Description of the task
How many lines in these entries contain the string "disabled"? Reply with the number alone.
[[ Provided data open ]]
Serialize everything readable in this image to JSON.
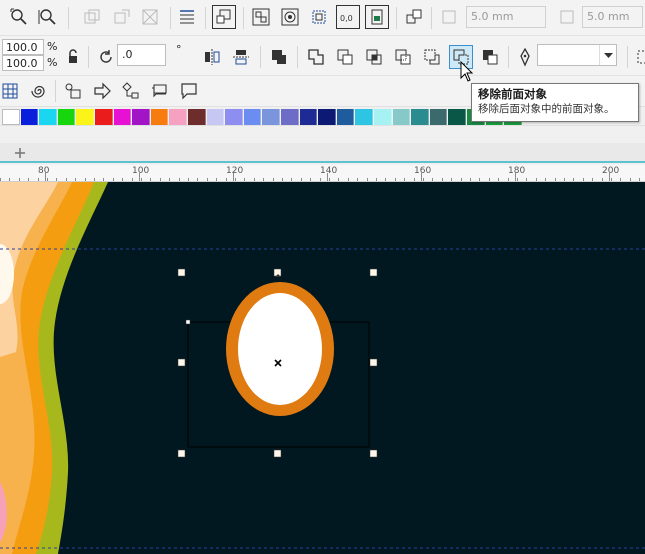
{
  "toolbar_top": {
    "outline_width_1": "5.0 mm",
    "outline_width_2": "5.0 mm",
    "icons": [
      "zoom-icon",
      "zoom-select-icon",
      "weld-disabled-icon",
      "trim-disabled-icon",
      "intersect-disabled-icon",
      "text-align-icon",
      "group-icon",
      "ungroup-icon",
      "unlock-icon",
      "combine-icon",
      "break-apart-icon",
      "order-icon",
      "outline-width-icon"
    ]
  },
  "property_bar": {
    "scale_x": "100.0",
    "scale_y": "100.0",
    "percent_x": "%",
    "percent_y": "%",
    "rotation": ".0",
    "degree": "°"
  },
  "toolbox_row": {
    "icons": [
      "grid-icon",
      "spiral-icon",
      "arrow-shape-icon",
      "flowchart-icon",
      "banner-icon",
      "callout-icon"
    ]
  },
  "palette": {
    "colors": [
      "#ffffff",
      "#0a1fdc",
      "#1bd6f0",
      "#18d60e",
      "#fbf418",
      "#ea1d1c",
      "#e611d3",
      "#a115c7",
      "#f77c10",
      "#f7a1c2",
      "#6e2d2d",
      "#c7c7f3",
      "#8d8ef0",
      "#6b8cf0",
      "#7b95dc",
      "#6d6dc8",
      "#1e2b94",
      "#0c1a74",
      "#1f5c9d",
      "#2ec4e3",
      "#a6f2f2",
      "#87c8c8",
      "#2a8c8f",
      "#3b6a6d",
      "#0a5748",
      "#198a43",
      "#1a9e3e",
      "#1c9a3f"
    ]
  },
  "ruler": {
    "labels": [
      "80",
      "100",
      "120",
      "140",
      "160",
      "180",
      "200"
    ]
  },
  "tooltip": {
    "title": "移除前面对象",
    "desc": "移除后面对象中的前面对象。"
  },
  "canvas": {
    "background": "#021821",
    "ring_color": "#e07b12"
  }
}
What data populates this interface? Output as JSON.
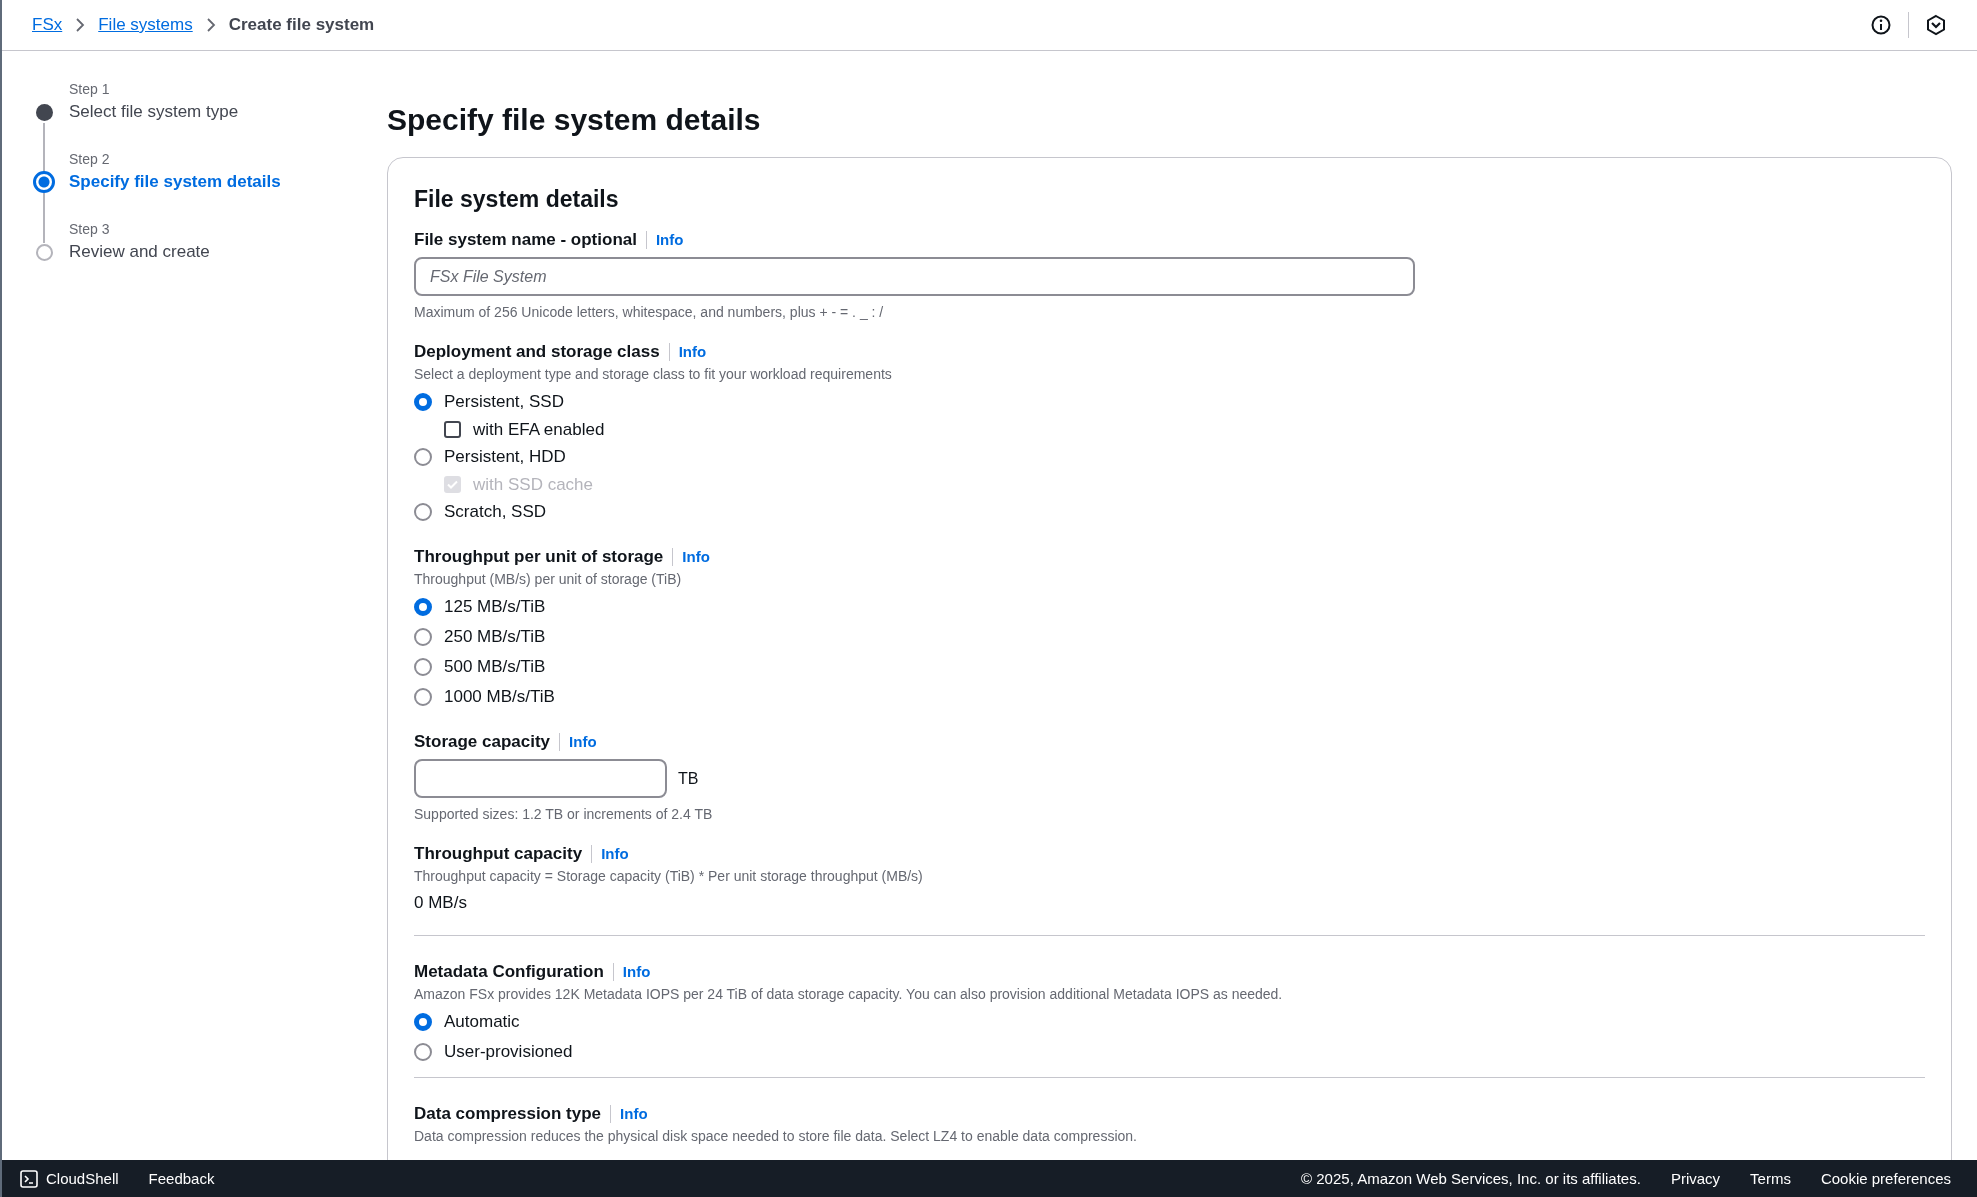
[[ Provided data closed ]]
Result for this exercise
3